Reproduce all entries verbatim, with nothing added or dropped.

[RECORDS SHOWN Boundary: Start]

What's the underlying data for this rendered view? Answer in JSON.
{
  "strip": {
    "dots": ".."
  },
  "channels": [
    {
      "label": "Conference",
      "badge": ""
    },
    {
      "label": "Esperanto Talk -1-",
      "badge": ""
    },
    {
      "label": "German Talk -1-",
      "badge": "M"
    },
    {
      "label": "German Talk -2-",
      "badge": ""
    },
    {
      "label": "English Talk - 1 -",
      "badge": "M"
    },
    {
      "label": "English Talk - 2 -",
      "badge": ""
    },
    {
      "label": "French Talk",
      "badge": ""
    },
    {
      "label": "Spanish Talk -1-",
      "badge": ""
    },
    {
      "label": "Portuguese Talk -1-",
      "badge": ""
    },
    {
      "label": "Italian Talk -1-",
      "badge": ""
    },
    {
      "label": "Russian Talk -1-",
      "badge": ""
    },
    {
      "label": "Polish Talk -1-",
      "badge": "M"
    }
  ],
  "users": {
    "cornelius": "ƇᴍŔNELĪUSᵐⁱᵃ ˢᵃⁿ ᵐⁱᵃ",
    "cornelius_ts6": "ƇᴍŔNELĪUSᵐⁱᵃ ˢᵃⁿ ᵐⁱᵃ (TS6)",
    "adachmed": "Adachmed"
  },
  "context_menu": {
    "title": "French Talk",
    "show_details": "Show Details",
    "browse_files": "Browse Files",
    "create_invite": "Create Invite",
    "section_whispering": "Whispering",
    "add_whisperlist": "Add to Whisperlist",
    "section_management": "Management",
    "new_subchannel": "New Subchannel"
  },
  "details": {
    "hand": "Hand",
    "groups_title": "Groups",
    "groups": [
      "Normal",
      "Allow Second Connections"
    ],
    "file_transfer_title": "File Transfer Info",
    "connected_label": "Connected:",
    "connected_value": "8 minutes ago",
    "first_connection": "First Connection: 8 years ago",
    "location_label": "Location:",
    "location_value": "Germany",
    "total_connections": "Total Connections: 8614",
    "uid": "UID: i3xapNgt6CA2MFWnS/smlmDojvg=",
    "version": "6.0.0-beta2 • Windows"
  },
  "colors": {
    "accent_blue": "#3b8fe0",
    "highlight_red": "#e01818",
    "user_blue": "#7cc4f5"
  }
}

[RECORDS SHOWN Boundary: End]

■ **RESULT OF THIS EXERCISE**:
What's the underlying data for this rendered view? Answer in JSON.
{
  "strip": {
    "dots": ".."
  },
  "channels": [
    {
      "label": "Conference",
      "badge": ""
    },
    {
      "label": "Esperanto Talk -1-",
      "badge": ""
    },
    {
      "label": "German Talk -1-",
      "badge": "M"
    },
    {
      "label": "German Talk -2-",
      "badge": ""
    },
    {
      "label": "English Talk - 1 -",
      "badge": "M"
    },
    {
      "label": "English Talk - 2 -",
      "badge": ""
    },
    {
      "label": "French Talk",
      "badge": ""
    },
    {
      "label": "Spanish Talk -1-",
      "badge": ""
    },
    {
      "label": "Portuguese Talk -1-",
      "badge": ""
    },
    {
      "label": "Italian Talk -1-",
      "badge": ""
    },
    {
      "label": "Russian Talk -1-",
      "badge": ""
    },
    {
      "label": "Polish Talk -1-",
      "badge": "M"
    }
  ],
  "users": {
    "cornelius": "ƇᴍŔNELĪUSᵐⁱᵃ ˢᵃⁿ ᵐⁱᵃ",
    "cornelius_ts6": "ƇᴍŔNELĪUSᵐⁱᵃ ˢᵃⁿ ᵐⁱᵃ (TS6)",
    "adachmed": "Adachmed"
  },
  "context_menu": {
    "title": "French Talk",
    "show_details": "Show Details",
    "browse_files": "Browse Files",
    "create_invite": "Create Invite",
    "section_whispering": "Whispering",
    "add_whisperlist": "Add to Whisperlist",
    "section_management": "Management",
    "new_subchannel": "New Subchannel"
  },
  "details": {
    "hand": "Hand",
    "groups_title": "Groups",
    "groups": [
      "Normal",
      "Allow Second Connections"
    ],
    "file_transfer_title": "File Transfer Info",
    "connected_label": "Connected:",
    "connected_value": "8 minutes ago",
    "first_connection": "First Connection: 8 years ago",
    "location_label": "Location:",
    "location_value": "Germany",
    "total_connections": "Total Connections: 8614",
    "uid": "UID: i3xapNgt6CA2MFWnS/smlmDojvg=",
    "version": "6.0.0-beta2 • Windows"
  },
  "colors": {
    "accent_blue": "#3b8fe0",
    "highlight_red": "#e01818",
    "user_blue": "#7cc4f5"
  }
}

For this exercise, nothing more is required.